__Your instructions__. Could you output the complete listing given below exactly?

__Data extract__.
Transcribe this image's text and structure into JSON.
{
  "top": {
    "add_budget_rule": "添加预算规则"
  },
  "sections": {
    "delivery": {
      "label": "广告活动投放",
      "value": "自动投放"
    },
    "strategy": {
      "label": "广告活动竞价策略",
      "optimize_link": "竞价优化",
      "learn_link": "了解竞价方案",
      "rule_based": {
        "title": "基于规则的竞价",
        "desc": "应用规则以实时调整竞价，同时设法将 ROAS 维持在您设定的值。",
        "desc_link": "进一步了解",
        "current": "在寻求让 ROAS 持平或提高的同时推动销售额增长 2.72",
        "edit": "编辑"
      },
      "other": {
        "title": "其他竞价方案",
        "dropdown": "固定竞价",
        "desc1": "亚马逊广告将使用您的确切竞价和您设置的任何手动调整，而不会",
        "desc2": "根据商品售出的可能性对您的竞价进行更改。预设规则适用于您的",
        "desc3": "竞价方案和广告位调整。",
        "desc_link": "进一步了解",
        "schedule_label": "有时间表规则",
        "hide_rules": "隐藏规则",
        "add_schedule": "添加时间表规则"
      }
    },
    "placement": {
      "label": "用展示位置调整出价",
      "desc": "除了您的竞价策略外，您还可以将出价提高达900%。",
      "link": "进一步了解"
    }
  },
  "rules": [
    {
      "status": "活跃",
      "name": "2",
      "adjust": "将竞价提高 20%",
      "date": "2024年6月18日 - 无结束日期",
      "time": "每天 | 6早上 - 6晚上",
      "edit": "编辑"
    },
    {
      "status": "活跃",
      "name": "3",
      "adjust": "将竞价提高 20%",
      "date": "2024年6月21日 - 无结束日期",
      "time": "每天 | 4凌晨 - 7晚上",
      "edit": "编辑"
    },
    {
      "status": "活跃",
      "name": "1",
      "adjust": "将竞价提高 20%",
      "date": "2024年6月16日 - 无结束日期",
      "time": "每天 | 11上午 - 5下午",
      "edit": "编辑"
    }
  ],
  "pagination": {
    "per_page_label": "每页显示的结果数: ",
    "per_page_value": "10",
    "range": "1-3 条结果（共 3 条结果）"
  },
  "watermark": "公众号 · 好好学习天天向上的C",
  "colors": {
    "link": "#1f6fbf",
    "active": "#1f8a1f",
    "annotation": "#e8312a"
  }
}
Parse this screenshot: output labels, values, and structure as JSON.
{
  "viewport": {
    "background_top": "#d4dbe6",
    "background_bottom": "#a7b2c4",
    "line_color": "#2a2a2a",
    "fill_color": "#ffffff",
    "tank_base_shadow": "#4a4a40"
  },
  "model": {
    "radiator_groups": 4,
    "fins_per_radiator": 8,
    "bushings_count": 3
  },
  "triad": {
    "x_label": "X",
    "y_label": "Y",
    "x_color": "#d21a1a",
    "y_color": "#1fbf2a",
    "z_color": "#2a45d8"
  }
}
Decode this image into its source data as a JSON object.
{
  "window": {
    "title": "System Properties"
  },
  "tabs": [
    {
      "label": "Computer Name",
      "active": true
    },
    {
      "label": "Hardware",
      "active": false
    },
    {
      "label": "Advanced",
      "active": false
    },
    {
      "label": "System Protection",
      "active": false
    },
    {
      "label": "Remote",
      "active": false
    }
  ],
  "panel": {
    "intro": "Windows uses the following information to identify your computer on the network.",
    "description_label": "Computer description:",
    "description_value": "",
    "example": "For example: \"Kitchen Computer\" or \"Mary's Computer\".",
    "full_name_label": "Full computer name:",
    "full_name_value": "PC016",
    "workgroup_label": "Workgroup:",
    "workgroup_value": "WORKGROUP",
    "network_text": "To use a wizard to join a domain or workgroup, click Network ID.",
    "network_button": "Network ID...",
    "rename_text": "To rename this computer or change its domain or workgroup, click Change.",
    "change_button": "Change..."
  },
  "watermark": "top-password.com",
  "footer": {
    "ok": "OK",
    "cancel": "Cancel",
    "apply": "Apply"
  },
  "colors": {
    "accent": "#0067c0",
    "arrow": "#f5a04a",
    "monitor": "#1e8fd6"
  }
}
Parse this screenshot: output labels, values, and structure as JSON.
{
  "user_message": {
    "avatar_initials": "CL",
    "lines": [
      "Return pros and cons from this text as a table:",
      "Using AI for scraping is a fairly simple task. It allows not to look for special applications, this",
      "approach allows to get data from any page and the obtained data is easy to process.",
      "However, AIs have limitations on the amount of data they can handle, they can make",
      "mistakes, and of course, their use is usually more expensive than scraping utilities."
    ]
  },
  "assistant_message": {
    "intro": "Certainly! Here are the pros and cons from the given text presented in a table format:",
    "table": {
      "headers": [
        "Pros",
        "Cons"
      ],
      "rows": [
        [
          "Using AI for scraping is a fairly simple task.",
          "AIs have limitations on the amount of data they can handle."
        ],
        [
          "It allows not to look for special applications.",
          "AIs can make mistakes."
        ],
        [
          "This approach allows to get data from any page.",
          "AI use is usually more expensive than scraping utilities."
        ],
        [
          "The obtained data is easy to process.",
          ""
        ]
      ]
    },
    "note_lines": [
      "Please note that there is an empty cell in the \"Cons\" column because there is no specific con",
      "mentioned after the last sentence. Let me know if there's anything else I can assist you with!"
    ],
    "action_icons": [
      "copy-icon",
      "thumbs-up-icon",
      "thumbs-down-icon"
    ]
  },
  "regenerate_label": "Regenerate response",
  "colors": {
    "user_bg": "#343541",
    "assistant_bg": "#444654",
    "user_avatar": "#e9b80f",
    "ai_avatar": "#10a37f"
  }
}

__Exercise response__.
Transcribe this image's text and structure into JSON.
{
  "top": {
    "add_budget_rule": "添加预算规则"
  },
  "sections": {
    "delivery": {
      "label": "广告活动投放",
      "value": "自动投放"
    },
    "strategy": {
      "label": "广告活动竞价策略",
      "optimize_link": "竞价优化",
      "learn_link": "了解竞价方案",
      "rule_based": {
        "title": "基于规则的竞价",
        "desc": "应用规则以实时调整竞价，同时设法将 ROAS 维持在您设定的值。",
        "desc_link": "进一步了解",
        "current": "在寻求让 ROAS 持平或提高的同时推动销售额增长 2.72",
        "edit": "编辑"
      },
      "other": {
        "title": "其他竞价方案",
        "dropdown": "固定竞价",
        "desc1": "亚马逊广告将使用您的确切竞价和您设置的任何手动调整，而不会",
        "desc2": "根据商品售出的可能性对您的竞价进行更改。预设规则适用于您的",
        "desc3": "竞价方案和广告位调整。",
        "desc_link": "进一步了解",
        "schedule_label": "有时间表规则",
        "hide_rules": "隐藏规则",
        "add_schedule": "添加时间表规则"
      }
    },
    "placement": {
      "label": "用展示位置调整出价",
      "desc": "除了您的竞价策略外，您还可以将出价提高达900%。",
      "link": "进一步了解"
    }
  },
  "rules": [
    {
      "status": "活跃",
      "name": "2",
      "adjust": "将竞价提高 20%",
      "date": "2024年6月18日 - 无结束日期",
      "time": "每天 | 6早上 - 6晚上",
      "edit": "编辑"
    },
    {
      "status": "活跃",
      "name": "3",
      "adjust": "将竞价提高 20%",
      "date": "2024年6月21日 - 无结束日期",
      "time": "每天 | 4凌晨 - 7晚上",
      "edit": "编辑"
    },
    {
      "status": "活跃",
      "name": "1",
      "adjust": "将竞价提高 20%",
      "date": "2024年6月16日 - 无结束日期",
      "time": "每天 | 11上午 - 5下午",
      "edit": "编辑"
    }
  ],
  "pagination": {
    "per_page_label": "每页显示的结果数: ",
    "per_page_value": "10",
    "range": "1-3 条结果（共 3 条结果）"
  },
  "watermark": "公众号 · 好好学习天天向上的C",
  "colors": {
    "link": "#1f6fbf",
    "active": "#1f8a1f",
    "annotation": "#e8312a"
  }
}
Parse this screenshot: output labels, values, and structure as JSON.
{
  "viewport": {
    "background_top": "#d4dbe6",
    "background_bottom": "#a7b2c4",
    "line_color": "#2a2a2a",
    "fill_color": "#ffffff",
    "tank_base_shadow": "#4a4a40"
  },
  "model": {
    "radiator_groups": 4,
    "fins_per_radiator": 8,
    "bushings_count": 3
  },
  "triad": {
    "x_label": "X",
    "y_label": "Y",
    "x_color": "#d21a1a",
    "y_color": "#1fbf2a",
    "z_color": "#2a45d8"
  }
}
Decode this image into its source data as a JSON object.
{
  "window": {
    "title": "System Properties"
  },
  "tabs": [
    {
      "label": "Computer Name",
      "active": true
    },
    {
      "label": "Hardware",
      "active": false
    },
    {
      "label": "Advanced",
      "active": false
    },
    {
      "label": "System Protection",
      "active": false
    },
    {
      "label": "Remote",
      "active": false
    }
  ],
  "panel": {
    "intro": "Windows uses the following information to identify your computer on the network.",
    "description_label": "Computer description:",
    "description_value": "",
    "example": "For example: \"Kitchen Computer\" or \"Mary's Computer\".",
    "full_name_label": "Full computer name:",
    "full_name_value": "PC016",
    "workgroup_label": "Workgroup:",
    "workgroup_value": "WORKGROUP",
    "network_text": "To use a wizard to join a domain or workgroup, click Network ID.",
    "network_button": "Network ID...",
    "rename_text": "To rename this computer or change its domain or workgroup, click Change.",
    "change_button": "Change..."
  },
  "watermark": "top-password.com",
  "footer": {
    "ok": "OK",
    "cancel": "Cancel",
    "apply": "Apply"
  },
  "colors": {
    "accent": "#0067c0",
    "arrow": "#f5a04a",
    "monitor": "#1e8fd6"
  }
}
Parse this screenshot: output labels, values, and structure as JSON.
{
  "user_message": {
    "avatar_initials": "CL",
    "lines": [
      "Return pros and cons from this text as a table:",
      "Using AI for scraping is a fairly simple task. It allows not to look for special applications, this",
      "approach allows to get data from any page and the obtained data is easy to process.",
      "However, AIs have limitations on the amount of data they can handle, they can make",
      "mistakes, and of course, their use is usually more expensive than scraping utilities."
    ]
  },
  "assistant_message": {
    "intro": "Certainly! Here are the pros and cons from the given text presented in a table format:",
    "table": {
      "headers": [
        "Pros",
        "Cons"
      ],
      "rows": [
        [
          "Using AI for scraping is a fairly simple task.",
          "AIs have limitations on the amount of data they can handle."
        ],
        [
          "It allows not to look for special applications.",
          "AIs can make mistakes."
        ],
        [
          "This approach allows to get data from any page.",
          "AI use is usually more expensive than scraping utilities."
        ],
        [
          "The obtained data is easy to process.",
          ""
        ]
      ]
    },
    "note_lines": [
      "Please note that there is an empty cell in the \"Cons\" column because there is no specific con",
      "mentioned after the last sentence. Let me know if there's anything else I can assist you with!"
    ],
    "action_icons": [
      "copy-icon",
      "thumbs-up-icon",
      "thumbs-down-icon"
    ]
  },
  "regenerate_label": "Regenerate response",
  "colors": {
    "user_bg": "#343541",
    "assistant_bg": "#444654",
    "user_avatar": "#e9b80f",
    "ai_avatar": "#10a37f"
  }
}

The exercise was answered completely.